WHAT IS BEING ASKED | Count, please, the lines in the listing below that contain "rest", and reply with the count only.

DATA UNDER STUDY |

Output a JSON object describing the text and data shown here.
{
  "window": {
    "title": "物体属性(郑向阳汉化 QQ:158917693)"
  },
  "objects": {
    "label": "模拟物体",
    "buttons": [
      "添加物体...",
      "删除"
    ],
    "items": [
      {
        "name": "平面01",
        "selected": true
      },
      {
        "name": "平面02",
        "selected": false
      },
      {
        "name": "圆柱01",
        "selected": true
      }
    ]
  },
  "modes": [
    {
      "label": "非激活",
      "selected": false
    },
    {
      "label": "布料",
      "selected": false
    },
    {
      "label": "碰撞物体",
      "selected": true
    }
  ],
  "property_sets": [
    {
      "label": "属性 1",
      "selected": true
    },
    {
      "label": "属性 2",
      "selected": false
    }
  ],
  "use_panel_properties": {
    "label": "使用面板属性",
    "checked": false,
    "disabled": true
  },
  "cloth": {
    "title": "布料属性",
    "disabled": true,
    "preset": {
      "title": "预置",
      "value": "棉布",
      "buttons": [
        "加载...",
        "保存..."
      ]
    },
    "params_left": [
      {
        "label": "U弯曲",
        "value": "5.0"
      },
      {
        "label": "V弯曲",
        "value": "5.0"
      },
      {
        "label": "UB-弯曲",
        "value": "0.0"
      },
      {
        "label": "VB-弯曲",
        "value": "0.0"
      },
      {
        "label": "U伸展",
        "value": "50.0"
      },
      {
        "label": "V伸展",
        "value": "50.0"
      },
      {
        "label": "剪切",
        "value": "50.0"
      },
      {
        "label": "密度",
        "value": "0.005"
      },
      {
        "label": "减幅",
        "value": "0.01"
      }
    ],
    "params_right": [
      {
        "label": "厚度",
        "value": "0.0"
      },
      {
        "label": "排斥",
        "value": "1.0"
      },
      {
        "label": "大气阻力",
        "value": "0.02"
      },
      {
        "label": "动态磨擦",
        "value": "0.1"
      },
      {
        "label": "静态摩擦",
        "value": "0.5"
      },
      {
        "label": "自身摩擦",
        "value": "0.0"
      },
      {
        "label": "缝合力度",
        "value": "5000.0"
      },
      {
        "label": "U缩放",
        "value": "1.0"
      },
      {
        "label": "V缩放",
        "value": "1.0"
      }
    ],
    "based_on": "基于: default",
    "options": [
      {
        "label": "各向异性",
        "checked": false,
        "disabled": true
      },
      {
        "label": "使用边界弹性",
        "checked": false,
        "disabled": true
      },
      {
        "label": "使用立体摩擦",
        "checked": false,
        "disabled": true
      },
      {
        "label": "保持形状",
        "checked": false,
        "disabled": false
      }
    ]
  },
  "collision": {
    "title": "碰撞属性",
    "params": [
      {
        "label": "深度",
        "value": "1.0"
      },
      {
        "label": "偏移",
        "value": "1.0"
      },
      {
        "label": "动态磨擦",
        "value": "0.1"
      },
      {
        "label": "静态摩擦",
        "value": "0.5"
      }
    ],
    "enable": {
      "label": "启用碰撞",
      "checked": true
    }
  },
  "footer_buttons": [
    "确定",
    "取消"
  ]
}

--

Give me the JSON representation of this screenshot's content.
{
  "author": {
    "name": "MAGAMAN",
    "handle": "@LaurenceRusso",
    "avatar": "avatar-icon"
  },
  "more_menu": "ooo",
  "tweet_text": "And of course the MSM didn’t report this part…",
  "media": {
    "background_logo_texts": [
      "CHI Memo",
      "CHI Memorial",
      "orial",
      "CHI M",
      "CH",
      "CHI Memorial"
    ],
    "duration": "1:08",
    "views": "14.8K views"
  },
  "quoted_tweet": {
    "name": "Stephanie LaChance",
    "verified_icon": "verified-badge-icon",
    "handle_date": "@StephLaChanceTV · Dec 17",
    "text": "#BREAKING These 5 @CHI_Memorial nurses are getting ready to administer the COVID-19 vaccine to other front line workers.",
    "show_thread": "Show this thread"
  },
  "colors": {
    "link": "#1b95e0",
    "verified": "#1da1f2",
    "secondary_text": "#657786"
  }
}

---

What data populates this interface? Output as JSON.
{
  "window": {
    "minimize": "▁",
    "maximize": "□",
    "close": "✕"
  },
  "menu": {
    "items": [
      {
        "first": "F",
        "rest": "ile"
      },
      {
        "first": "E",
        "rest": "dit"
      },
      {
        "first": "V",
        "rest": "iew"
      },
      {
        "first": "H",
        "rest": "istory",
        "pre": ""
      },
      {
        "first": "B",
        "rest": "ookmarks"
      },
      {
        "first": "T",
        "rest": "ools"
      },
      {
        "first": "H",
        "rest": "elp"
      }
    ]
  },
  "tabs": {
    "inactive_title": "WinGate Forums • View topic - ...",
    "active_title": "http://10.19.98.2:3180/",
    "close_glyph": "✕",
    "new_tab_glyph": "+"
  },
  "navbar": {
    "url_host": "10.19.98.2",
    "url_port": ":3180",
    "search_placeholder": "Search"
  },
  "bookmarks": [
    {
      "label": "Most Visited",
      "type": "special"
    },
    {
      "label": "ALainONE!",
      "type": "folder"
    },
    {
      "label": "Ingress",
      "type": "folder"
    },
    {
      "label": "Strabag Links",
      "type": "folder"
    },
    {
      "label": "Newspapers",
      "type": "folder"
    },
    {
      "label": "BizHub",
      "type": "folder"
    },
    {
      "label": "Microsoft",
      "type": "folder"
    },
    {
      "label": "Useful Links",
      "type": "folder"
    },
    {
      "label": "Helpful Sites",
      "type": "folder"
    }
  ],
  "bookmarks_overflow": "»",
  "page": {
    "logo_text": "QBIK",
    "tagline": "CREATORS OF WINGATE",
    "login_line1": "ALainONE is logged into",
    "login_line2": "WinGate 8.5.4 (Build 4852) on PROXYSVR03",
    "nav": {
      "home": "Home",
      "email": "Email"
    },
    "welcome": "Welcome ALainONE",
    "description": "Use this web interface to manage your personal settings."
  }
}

RESULT OF THIS EXERCISE | 7